The global number of deaths from the new coronavirus, which emerged in China less than a year ago and has spread around the world, exceeded one million on Sunday.
The pandemic has devastated the global economy, sparked geopolitical tensions and changed lives, from Indian slums and Brazil’s jungles to America’s largest city, New York.
World sports, live entertainment and international travel stalled as fans, audiences and tourists were forced to stay home and kept indoors by strict measures to contain the spread of the virus.
Drastic controls that closed half of humanity – more than four billion people – in some form by April initially slowed their pace, but cases have skyrocketed again since restrictions were relaxed.
On Sunday, 2230 GMT, the disease had claimed 1,000,009 victims out of 33,018,877 registered infections, using official sources, according to an AFP tally.
The United States has the highest death toll with more than 200,000 deaths, followed by Brazil, India, Mexico and the UK.
For the Italian truck driver Carlo Chiodi, his dismal numbers include his two parents, whom he claims to have lost within a few days.
“I find it hard to accept that I saw my father go out of the house and get into the ambulance and all I could say to him was goodbye,” said Chiodi, 50.
“I regret not saying ‘I love you’ and I regret not having hugged him.
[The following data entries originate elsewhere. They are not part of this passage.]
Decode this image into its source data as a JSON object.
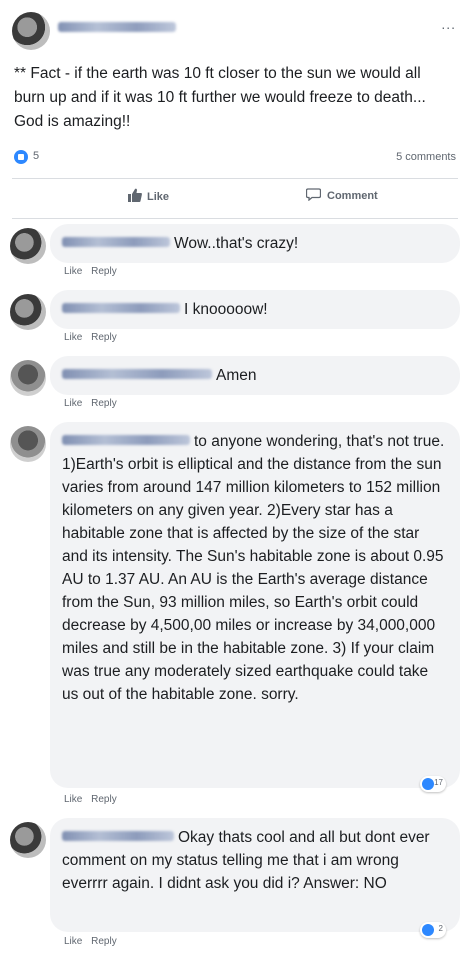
{
  "post": {
    "more_label": "...",
    "text": "** Fact - if the earth was 10 ft closer to the sun we would all burn up and if it was 10 ft further we would freeze to death... God is amazing!!",
    "reaction_count": "5",
    "comments_count": "5 comments"
  },
  "actions": {
    "like_label": "Like",
    "comment_label": "Comment"
  },
  "comments": [
    {
      "text": "Wow..that's crazy!",
      "like_label": "Like",
      "reply_label": "Reply"
    },
    {
      "text": "I knooooow!",
      "like_label": "Like",
      "reply_label": "Reply"
    },
    {
      "text": "Amen",
      "like_label": "Like",
      "reply_label": "Reply"
    },
    {
      "text": "to anyone wondering, that's not true. 1)Earth's orbit is elliptical and the distance from the sun varies from around 147 million kilometers to 152 million kilometers on any given year. 2)Every star has a habitable zone that is affected by the size of the star and its intensity. The Sun's habitable zone is about 0.95 AU to 1.37 AU. An AU is the Earth's average distance from the Sun, 93 million miles, so Earth's orbit could decrease by 4,500,00 miles or increase by 34,000,000 miles and still be in the habitable zone. 3) If your claim was true any moderately sized earthquake could take us out of the habitable zone. sorry.",
      "like_label": "Like",
      "reply_label": "Reply",
      "reactions": "17"
    },
    {
      "text": "Okay thats cool and all but dont ever comment on my status telling me that i am wrong everrrr again. I didnt ask you did i? Answer: NO",
      "like_label": "Like",
      "reply_label": "Reply",
      "reactions": "2"
    }
  ],
  "colors": {
    "accent": "#2d88ff",
    "bubble": "#f2f3f5",
    "meta": "#606770"
  }
}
That still hurts me,” he told AFP.
With scientists still searching for a working vaccine, governments are once again forced into an uncomfortable balancing act: virus controls slow the spread of the disease, but are already harming volatile economies and businesses.
The IMF warned earlier this year that economic upheaval could cause “a crisis like no other” as global GDP collapses.
Europe, which was badly hit by the first wave, is now facing a renewed surge in cases. Paris, London and Madrid are all being forced to put in place controls for slow cases that threaten to overload hospitals.
Masks and social distancing in shops, cafes and public transport are part of everyday life in many cities today.
There was record spike in cases in most regions in mid-September, and the World Health Organization warned that without further global collective action, the virus death toll could even double to two million.
“A million is a terrible number and we need to think about it before we think about a second million,” WHO Emergency Director Michael Ryan told reporters on Friday.
“Are we ready together to do whatever we can to avoid this number?
Wake up to Covid-19
The SARS-CoV-2 virus, which causes the disease known as Covid-19, first appeared in the central Chinese city of Wuhan, ground zero of the outbreak.
How it got there is still unclear, but scientists believe it came from bats and could be transmitted to humans via another mammal.
Wuhan was shut down in January when other countries looked in disbelief at China’s draconian controls, despite doing business as usual.
By March 11, the virus had appeared in over 100 countries and the World Health Organization (WHO) declared a pandemic and expressed concern about the “alarming inaction”.
Patrick Vogt, a family doctor in Mulhouse, a city that became the epicenter of the outbreak in France in March, said he realized the coronavirus was everywhere when doctors got sick and some died.
“We saw people in our practice who had really big breathing problems, young and not so young, who were exhausted,” he said. “We didn’t have any therapeutic solutions.”
The virus hasn’t spared the rich or famous this year either.
British Prime Minister Boris Johnson spent a week in hospital. Madonna tested positive after touring France, as did Tom Hanks and his wife, who recovered and returned to Los Angeles after being quarantined in Australia.
The Tokyo Olympics, Rio’s famous Carnival, and the Muslim pilgrimage to Mecca are among the major events postponed or disrupted by the pandemic. Premier League football has restarted, but with empty stadiums. The French Open tennis tournament limits its audience to 1,000 per day.
Israel is completely on lockdown again and Moscow’s vulnerable people have been ordered to stay at home.
As restrictions tighten, protests and anger mount as companies worry about their survival and individuals become frustrated with their jobs and families at another round of lockdowns.
Anti-lockdown protesters and police officers clashed in central London on Saturday as officials dispersed the thousands at a demonstration.
“This is the last straw – we’ve gotten back on our feet,” said Patrick Labourrasse, a restaurant owner in Aix-en-Provence, a French town near Marseille that is once again forced to close bars and restaurants.
However, along with the turbulence, there is some hope.
The IMF says the economic outlook looks better now than it did in June, although it remains “very challenging”.
It is crucial that nine vaccine candidates are in final phase clinical trials. Some hope some will be rolled out over the next year, although questions still remain about how and when they will be distributed around the world.